Lawrence M. Schell

Office: Arts & Sciences Building, Room 116
Ph: (518) 442-4714
E-mail: lmschell@albany.edu                                    Publications
Ph.D., University of Pennsylvania, 1980                  Curriculum Vitae

Lawrence M. Schell

 
Interests
:
Biological anthropology, medical anthropology, human growth and development, cities and health.

Areas
:
Urban North America

Director, Center for the Elimination of Minority Health Disparities

Fellow of the American Association for the Advancement of Science (AAAS)

Jointly appointed to the Department of Epidemiology and Biostatistics

Research Statement

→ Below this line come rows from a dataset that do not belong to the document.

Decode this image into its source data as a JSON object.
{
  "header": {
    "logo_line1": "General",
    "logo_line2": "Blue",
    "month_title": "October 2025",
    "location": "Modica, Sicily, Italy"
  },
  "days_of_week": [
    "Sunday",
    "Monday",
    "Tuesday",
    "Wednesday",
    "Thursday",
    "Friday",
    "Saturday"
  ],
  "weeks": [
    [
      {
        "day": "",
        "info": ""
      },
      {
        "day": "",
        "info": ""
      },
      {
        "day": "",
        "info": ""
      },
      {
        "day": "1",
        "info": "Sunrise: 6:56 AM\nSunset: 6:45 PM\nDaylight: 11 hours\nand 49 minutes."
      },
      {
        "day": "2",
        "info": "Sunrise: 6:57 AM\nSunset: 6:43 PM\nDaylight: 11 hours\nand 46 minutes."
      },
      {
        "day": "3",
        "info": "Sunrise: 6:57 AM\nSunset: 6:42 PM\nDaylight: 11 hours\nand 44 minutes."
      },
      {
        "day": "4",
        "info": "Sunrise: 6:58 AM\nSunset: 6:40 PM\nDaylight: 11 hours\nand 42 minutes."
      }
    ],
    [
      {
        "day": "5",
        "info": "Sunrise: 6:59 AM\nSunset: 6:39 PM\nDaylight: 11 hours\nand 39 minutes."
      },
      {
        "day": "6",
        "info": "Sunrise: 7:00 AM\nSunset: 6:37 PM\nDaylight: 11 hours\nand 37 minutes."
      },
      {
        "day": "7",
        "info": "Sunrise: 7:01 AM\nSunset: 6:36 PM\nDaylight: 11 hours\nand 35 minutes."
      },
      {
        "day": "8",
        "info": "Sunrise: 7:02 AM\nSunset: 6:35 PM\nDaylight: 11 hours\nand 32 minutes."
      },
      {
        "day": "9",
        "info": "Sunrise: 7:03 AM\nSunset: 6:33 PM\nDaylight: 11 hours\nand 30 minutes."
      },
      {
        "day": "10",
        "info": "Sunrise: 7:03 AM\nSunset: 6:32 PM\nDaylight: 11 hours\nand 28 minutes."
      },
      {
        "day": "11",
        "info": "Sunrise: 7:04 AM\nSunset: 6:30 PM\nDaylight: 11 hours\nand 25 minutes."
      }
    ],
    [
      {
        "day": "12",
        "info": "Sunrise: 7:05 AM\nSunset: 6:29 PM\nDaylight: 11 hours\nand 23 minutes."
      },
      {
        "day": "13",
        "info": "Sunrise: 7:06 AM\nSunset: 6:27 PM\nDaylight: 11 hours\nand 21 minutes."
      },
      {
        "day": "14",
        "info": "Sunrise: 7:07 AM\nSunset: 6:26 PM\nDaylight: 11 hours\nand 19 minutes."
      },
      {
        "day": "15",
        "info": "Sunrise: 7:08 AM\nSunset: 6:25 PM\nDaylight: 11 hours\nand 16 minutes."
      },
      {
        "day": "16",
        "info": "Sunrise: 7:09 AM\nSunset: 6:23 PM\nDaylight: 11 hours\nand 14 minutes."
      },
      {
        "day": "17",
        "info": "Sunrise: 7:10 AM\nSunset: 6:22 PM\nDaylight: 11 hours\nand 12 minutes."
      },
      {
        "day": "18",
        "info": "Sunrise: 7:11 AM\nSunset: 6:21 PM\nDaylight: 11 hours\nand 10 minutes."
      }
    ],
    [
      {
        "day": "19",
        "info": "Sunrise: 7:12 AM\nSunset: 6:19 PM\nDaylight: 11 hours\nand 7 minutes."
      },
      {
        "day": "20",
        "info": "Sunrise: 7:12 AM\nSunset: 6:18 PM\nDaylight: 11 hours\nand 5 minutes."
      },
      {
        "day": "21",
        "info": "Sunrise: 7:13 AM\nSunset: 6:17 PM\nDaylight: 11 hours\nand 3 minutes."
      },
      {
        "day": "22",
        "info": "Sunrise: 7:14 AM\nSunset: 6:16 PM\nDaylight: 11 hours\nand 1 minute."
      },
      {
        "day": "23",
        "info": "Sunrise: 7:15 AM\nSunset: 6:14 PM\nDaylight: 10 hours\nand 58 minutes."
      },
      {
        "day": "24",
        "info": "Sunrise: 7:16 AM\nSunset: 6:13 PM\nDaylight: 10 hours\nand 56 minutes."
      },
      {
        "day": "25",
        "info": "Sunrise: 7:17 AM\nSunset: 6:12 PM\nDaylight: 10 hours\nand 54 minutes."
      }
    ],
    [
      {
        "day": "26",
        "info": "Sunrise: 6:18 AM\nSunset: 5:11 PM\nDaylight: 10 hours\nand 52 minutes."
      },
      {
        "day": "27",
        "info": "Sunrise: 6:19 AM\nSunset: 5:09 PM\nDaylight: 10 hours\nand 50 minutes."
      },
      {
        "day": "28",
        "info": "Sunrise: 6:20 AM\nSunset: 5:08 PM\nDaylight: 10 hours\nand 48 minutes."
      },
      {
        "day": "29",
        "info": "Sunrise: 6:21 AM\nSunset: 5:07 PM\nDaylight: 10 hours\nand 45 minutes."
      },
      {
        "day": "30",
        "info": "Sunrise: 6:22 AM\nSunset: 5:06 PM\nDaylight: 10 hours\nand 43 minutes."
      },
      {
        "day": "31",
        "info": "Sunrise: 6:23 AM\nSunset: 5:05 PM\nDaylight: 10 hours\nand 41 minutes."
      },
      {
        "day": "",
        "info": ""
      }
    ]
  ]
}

My research concerns the interrelationship between biology and culture and focuses on biological responses to contemporary urban environments. The urban environment may be the new frontier for human adaptation because more and more people are living in urban environments and these environments are becoming less and less like the environments of our forebearers, i.e., more challenging. I have been researching this topic by looking at the health of people exposed to different features of the urban environment. I began with a study of how noise, as a type of urban stress, affected human development, both prenatal and post-natal. I have since branched out to consider other pollutants such as polychlorinated biphenyls (PCBs) and lead.

I have three current research projects. One looks at the effect of lead on child physical and cognitive development in Albany, NY. It also examines the influence of nutrition and other maternal characteristics on the transfer of lead from mother to fetus and on child development itself. The second project seeks to address the growing concern about the effect of certain pollutants on sexual and physical development. It is a study of how PCBs may affect physical and sexual development during adolescence. This study is conducted in partnership with the Mohawk Nation at Akwesasne in upstate New York. The most recent study is in the pilot stage. It is an assessment of PCB levels in youth from Pittsfield, MA. It is believed that data from this pilot study may provide valuable public health information regarding exposure levels to PCBs and exposure risk of other children in the Pittsfield community.

Graduate students working with me generally attack problems of interest to anthropologists using research methods common in epidemology and public health.

Research

Click on the headings below to learn about current graduate research under Dr. Schell:

Children's Environmental Health Studies (CEHS)

Albany Pregnancy Infancy Lead Study (APILS)

Mohawk Adolescent Well-Being Study (MAWBS)

Young Adult Well-Being Study (YAWBS)